Wright's Dealings With Public Officials Listed : D.A.'s Report Outlines Attempts to Intervene With Judges, Simi Valley Police Chief and DMV

Times Staff Writer

Ventura County Dist. Atty. Michael D. Bradbury released the findings Wednesday of a 10-week investigation by his office of reports that Assemblywoman Cathie Wright (R-Simi Valley) used her clout to keep her frequently ticketed daughter behind the wheel.

The 97-page report asserted that Wright "has demonstrated a clear pattern of attempting to obtain special treatment for herself and her daughter with the police, the courts and the Department of Motor Vehicles."

Bradbury's office found that Wright improperly intervened to keep her daughter, Victoria, from losing her driver's license or going to jail as the result of 28 traffic violations since 1981. Nevertheless, he said, the inquiry "found no clear-cut criminal violations that would warrant prosecution."

In a written statement, Wright responded that "in spite of the amount of time, energy and countless tax dollars he spent trying to find something illegal, he found nothing." She said the inquiry by fellow Republican Bradbury was politically motivated and called his report "shameful." Her statement did not address most of the specific allegations.

Following is a thumbnail chronology of the report's account of Wright's efforts on behalf of herself and her daughter.

Oct. 8, 1978: Wright, then a Simi Valley city councilwoman, persuaded Simi Valley police to void a traffic ticket that she received. Wright refused to sign a citation for driving without her headlights on at night and demanded that the watch commander be called. Sgt. William Schwartz subsequently decided to void the citation "due to the possible problems that Wright could make during the negotiation process," the report states. The police union was engaged in salary negotiations with the council at the time.

Dec. 6, 1983: Wright unsuccessfully tried to fix a parking ticket with Simi Valley police. "You know what to do with this," she told the watch commander when she left the ticket at the police desk. It was returned to her to be paid.

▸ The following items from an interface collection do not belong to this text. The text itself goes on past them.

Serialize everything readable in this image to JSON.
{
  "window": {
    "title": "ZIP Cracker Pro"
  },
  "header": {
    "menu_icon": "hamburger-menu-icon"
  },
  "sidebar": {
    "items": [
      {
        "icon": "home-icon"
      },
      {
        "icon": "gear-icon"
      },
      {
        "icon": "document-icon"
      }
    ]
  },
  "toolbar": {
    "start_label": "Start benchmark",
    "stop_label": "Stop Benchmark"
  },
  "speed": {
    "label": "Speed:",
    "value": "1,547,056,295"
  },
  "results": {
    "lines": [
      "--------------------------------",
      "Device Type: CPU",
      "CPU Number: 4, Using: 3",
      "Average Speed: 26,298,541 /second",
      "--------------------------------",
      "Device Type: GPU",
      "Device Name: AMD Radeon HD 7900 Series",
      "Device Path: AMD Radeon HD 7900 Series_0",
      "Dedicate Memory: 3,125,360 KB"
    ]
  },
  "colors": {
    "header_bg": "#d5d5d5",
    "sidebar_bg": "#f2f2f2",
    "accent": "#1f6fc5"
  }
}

March 14, 1988: Wright called a deputy district attorney, who was the prosecutor that day of charges against Victoria for speeding and driving without a license. Wright identified herself as an Assembly member and said she hoped that Victoria would not be sent to jail, which would cost her daughter her job.

March 28, 1988: Assembly Speaker Willie Brown (D-San Francisco) called Ventura County Municipal Judge Herbert Curtis III shortly before Curtis was to hear Victoria Wright's misdemeanor case for driving without a license. Curtis, a Democrat, said Brown identified himself as a close friend of Cathie Wright and said that Ventura County judges were too tough on traffic offenders and that Victoria did not deserve to go to jail.

May 18, 1988: Wright asked Simi Valley Police Chief Lindsey P. Miller to "take back" a speeding ticket that Victoria had received. When he declined, she asked whether he could have the officer who issued the ticket call in sick at the time of the trial, thereby dismissing the charge. Miller refused. A year earlier, Wright had voted for a law that made it a crime for police chiefs to destroy a ticket before it is filed with the court.

June 6, 1988, or Sept. 7, 1988: Wright asked Miller to void one of Victoria's traffic citations. Again, he refused.

June 13, 1988: Wright represented her daughter at a DMV license suspension hearing in Sacramento. Her request that her daughter be given a license restricted to driving to and from work was denied. At this point, Victoria had 25 moving violations since 1981, five in the past eight months.

June 15, 1988: Wright asked Miller to intercede with a judge assigned to hear Victoria's traffic case. Miller declined.

June 26, 1988: Wright visited Municipal Judge Bruce Clark at his home and discussed two speeding citations for Victoria that were pending before Clark. The next day, Clark entered a decision to dismiss both citations in exchange for Victoria attending traffic school--even though county policy was to dismiss only one violation every 12 months for traffic school.

July 8, 1988: Prompted by a letter from Wright to DMV Director A. A. (Del) Pierce, a veteran DMV administrator was sent from Sacramento to Van Nuys to hold a hearing for Victoria. Despite calling her record "horrendous," the administrator revoked the suspension and granted her a restricted license to allow her to drive to and from work.

Oct. 3 or 4, 1988: Wright told Simi Valley City Manager Lin Koester that Simi Valley police were "picking on my daughter." Koester then contacted Miller, who said "there was no indication" that individual officers or the department was singling out Victoria. Koester informed Cathie Wright of that and told her that "Victoria's driving posed a danger to herself and others."

Nov. 6, 1988: Wright visited Ventura County Municipal Commissioner John Paventi at his home to discuss additional traffic citations that Victoria had received. Paventi, who had been advised by a Simi Valley police officer about Wright's intercession on her daughter's behalf with others, secretly tape-recorded the conversation. Wright said she was trying to keep Victoria from losing her license or going to jail, according to Paventi. He subsequently disqualified himself from the case.

Copyright © 2019, Los Angeles Times
EDITION: California | U.S. & World